With these words, award-winning Canadian documentary filmmaker Jennifer Baichal, along with husband and fellow filmmaker Nicholas de Pencier and renowned Canadian photographer Edward Burtynsky, captures the necessary role art plays in providing perspective on troubling issues, such as the indelible impact humankind is having on our planet.
Anthropocene is what we call the period of Earth’s history in which humans have had the greatest influence on Earth’s geology and ecosystems, frequently for the worse. It is appropriately the name of the Art Gallery of Ontario’s latest blockbuster exhibition, running now until January 6, 2019.
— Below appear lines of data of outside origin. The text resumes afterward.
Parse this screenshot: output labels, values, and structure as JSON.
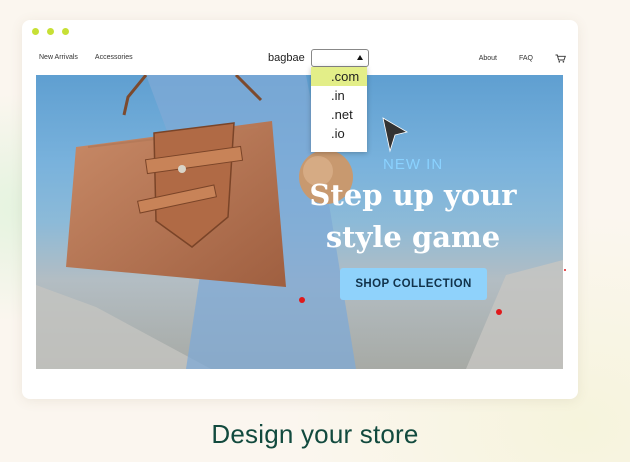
{
  "store": {
    "brand": "bagbae"
  },
  "nav": {
    "left": [
      "New Arrivals",
      "Accessories"
    ],
    "right": [
      "About",
      "FAQ"
    ]
  },
  "domain_select": {
    "current": "",
    "options": [
      ".com",
      ".in",
      ".net",
      ".io"
    ],
    "highlighted": ".com"
  },
  "hero": {
    "kicker": "NEW IN",
    "title": "Step up your\nstyle game",
    "cta": "SHOP COLLECTION"
  },
  "tagline": "Design your store",
  "icons": {
    "cart": "cart-icon",
    "cursor": "pointer-cursor-icon",
    "window_controls": "window-dot-icon"
  },
  "colors": {
    "window_dots": "#c7e035",
    "highlight": "#e3ee88",
    "cta_bg": "#8fd2fb",
    "kicker": "#8ad2ff",
    "tagline": "#124a3e",
    "marker": "#e0191b"
  }
}
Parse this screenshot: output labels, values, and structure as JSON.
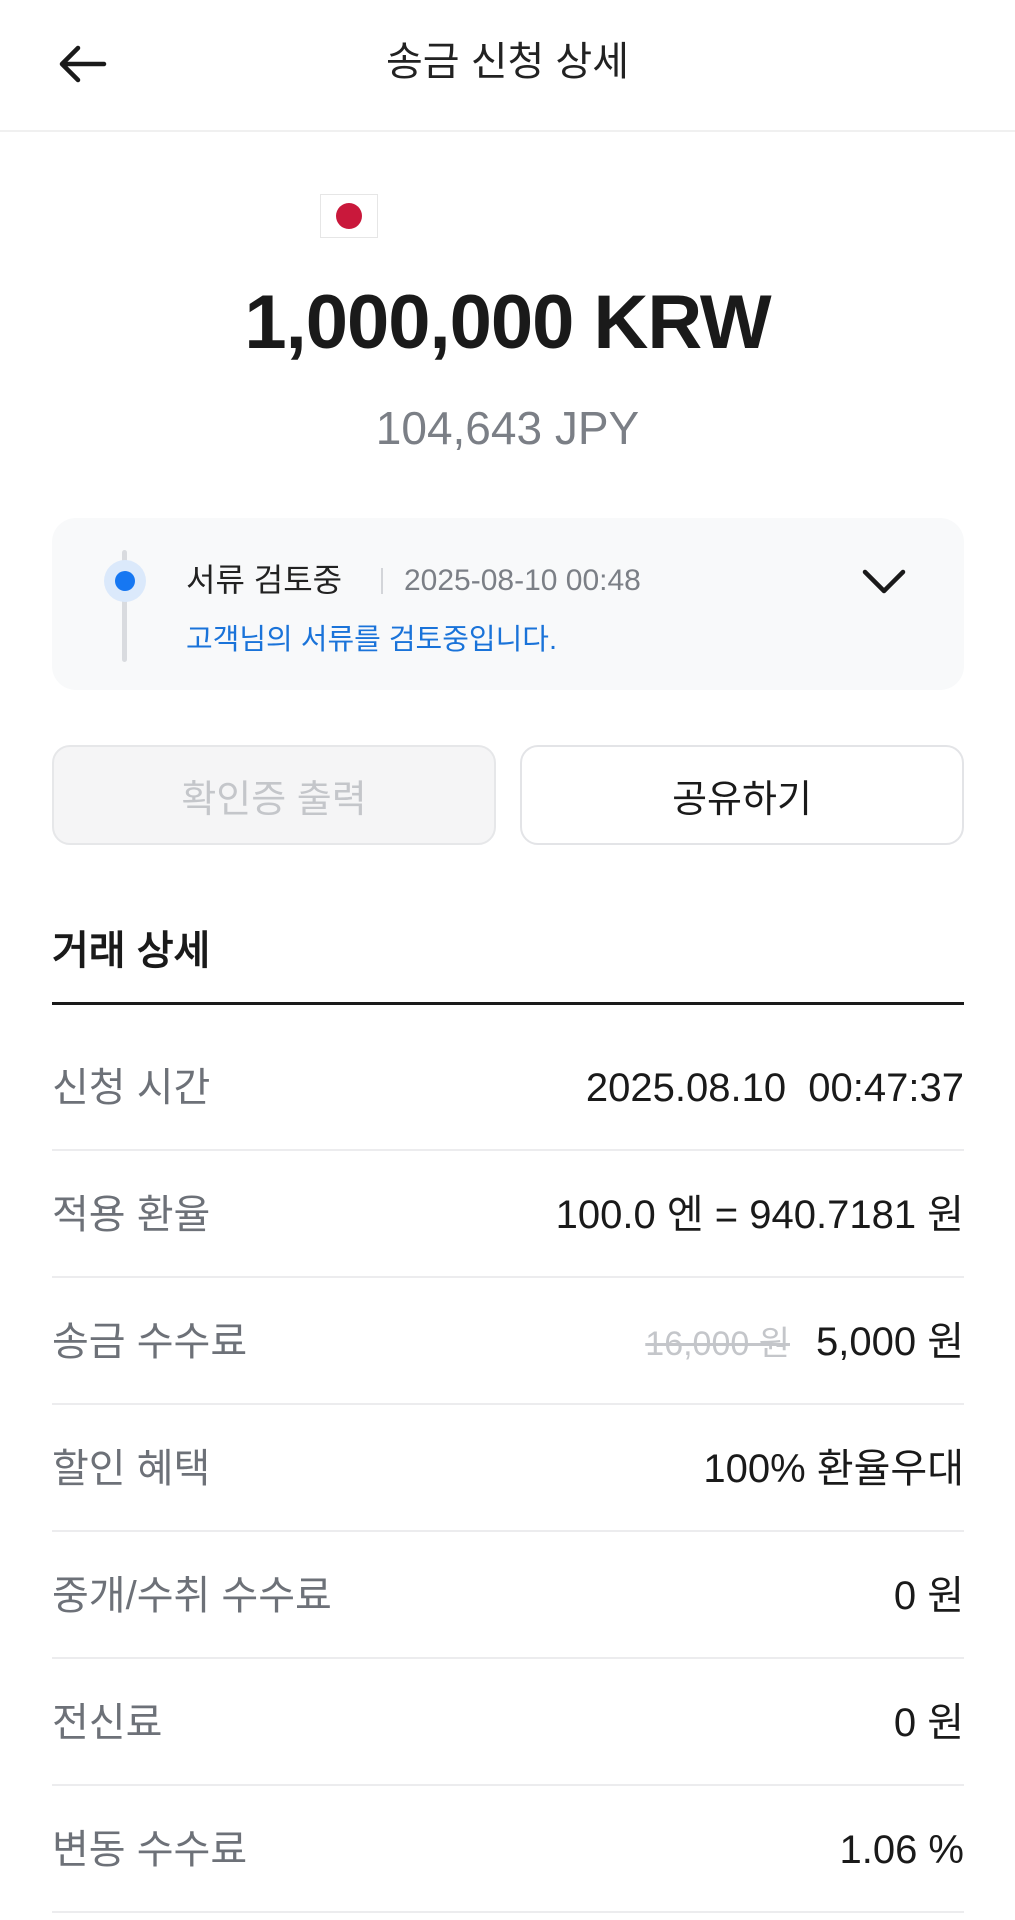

If you are or are planning to be in Toronto during that time it is worth your while going to see this show. Through Burtynsky’s instantly recognizable large and impossibly crisp photographs and murals, along with Baichal and de Pencier’s videos and excellent lighting by the AGO, we are given rare insight into parts of our planet rarely (if ever!) seen. The power of this exhibition lies in the contrast between the art’s beauty and the horror as you realize that what you’re viewing is frequently problematic - often devastating “technofossils” - from an environmental perspective. It’s not surprising that in the exit survey the most popular word to describe visitors’ feelings is “worried.” It’s a shame the AGO doesn’t capitalize on this concern by offering visitors an immediate and visceral way to take action in the form of a donation.
The exhibition includes augmented reality (AR) through the free AVARA app which can be downloaded in advance on your phone from the Apple App Store or Google Play, or accessed by one of the AGO’s provided tablets. Frustratingly, I was only able to get the app to work twice, and despite repeated efforts I was very disappointed it didn’t work on Big Lonely Doug in Galleria Italia, a tribute to a 226 foot tall Douglas Fir tree located in a clearcut in B.C.'s Gordon River Valley. (Around 39 feet in circumference, Big Lonely Doug is estimated to be about 1,000 years old.) On a more positive note, I was delighted to solve the mystery of the small Edward Burtynsky sculpture I had discovered back in June 2017 at (of all places!) Toronto’s Galleria Mall: it was a model of the Kenyan government’s elephant tusk pyre, as featured in Anthropocene.
It’s hard to be unmoved. Whether it’s an aerial shot of the 20-million inhabitant Lagos, a video of coral dying, copper mines that look like decaying gilded frames, dazzling-yet-perilous emerald green lithium mines, or a walk through a colossal garbage dump outside Nairobi, you won’t be able to unsee what we’re doing to the planet (and you may never think of Florida in the same way again.) The AGO is also hosting a number of supporting events, and there is even an Anthropocene podcast.
Go see this show.
And if you’ve read this far, thank you. A donation has been made on your behalf to Environmental Defence.